Review of “Mellonta Tauta” (1849)
Edgar Allan Poe (writer).
Read in 2022.
Antiquarian musings by “Pundita”, in the form of a diary-like letter to a friend, written on a boring journey by balloon in the year 2848.
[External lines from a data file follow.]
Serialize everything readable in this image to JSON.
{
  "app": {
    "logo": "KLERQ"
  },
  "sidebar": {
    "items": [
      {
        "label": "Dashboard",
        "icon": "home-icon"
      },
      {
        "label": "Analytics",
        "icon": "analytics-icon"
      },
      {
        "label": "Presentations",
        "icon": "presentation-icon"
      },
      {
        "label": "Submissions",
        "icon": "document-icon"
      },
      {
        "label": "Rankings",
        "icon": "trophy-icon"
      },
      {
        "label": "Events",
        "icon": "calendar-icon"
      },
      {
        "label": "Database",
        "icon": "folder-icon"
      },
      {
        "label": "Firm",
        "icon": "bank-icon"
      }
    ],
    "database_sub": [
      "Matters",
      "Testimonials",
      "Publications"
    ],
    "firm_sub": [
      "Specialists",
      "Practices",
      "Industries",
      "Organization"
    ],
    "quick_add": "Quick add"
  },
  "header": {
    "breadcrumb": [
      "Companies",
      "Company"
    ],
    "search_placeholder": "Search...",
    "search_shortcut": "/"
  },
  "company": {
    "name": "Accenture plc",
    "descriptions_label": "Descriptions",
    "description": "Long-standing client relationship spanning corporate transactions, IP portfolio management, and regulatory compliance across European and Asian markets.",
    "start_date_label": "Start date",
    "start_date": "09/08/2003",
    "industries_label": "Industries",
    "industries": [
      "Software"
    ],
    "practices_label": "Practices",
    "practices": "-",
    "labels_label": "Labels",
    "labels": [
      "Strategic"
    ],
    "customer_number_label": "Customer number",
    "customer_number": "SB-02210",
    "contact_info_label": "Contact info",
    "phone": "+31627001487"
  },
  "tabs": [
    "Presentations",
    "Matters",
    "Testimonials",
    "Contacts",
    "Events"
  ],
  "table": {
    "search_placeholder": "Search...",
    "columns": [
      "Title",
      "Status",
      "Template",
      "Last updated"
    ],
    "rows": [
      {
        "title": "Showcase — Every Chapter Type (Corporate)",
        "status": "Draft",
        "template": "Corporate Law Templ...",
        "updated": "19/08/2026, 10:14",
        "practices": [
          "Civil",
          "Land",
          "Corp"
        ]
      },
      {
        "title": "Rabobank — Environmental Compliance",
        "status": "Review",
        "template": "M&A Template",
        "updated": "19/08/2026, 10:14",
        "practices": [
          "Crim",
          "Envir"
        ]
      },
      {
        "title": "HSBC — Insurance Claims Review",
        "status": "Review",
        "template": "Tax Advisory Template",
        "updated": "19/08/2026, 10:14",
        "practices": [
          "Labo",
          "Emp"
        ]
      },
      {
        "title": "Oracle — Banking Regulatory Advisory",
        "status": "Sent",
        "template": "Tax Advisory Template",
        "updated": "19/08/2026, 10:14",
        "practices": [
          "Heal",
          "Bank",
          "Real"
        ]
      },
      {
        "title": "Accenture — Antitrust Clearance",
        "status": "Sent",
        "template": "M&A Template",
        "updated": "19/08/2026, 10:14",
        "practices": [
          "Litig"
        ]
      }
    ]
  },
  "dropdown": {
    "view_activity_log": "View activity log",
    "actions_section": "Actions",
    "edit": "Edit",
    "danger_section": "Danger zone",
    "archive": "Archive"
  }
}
A more solid SF satire than “Some Words with a Mummy” (1845) and a more solid futurology than “The Colloquy of Monos and Una” (1841), despite being built around a series of weak jokes about the woman narrator’s ignorance of history, which mirrors “A Predicament” (1838). Across a language divide, the emperor Nero is remembered as “Zero”, Francis Bacon as “Hog” etc. More amusing is the narrator’s and the author’s reflections on technological and social progress, extrapolations with more substance than The Last Man (1826) or Poe’s own “The Man That Was Used Up” (1839). The same spirit of progress was played straight in “The Balloon-Hoax” (1844). The title, “Mellonta Tauta”, is the epigraph of “Monos and Una”, quoted from Sophocles’s Antigone.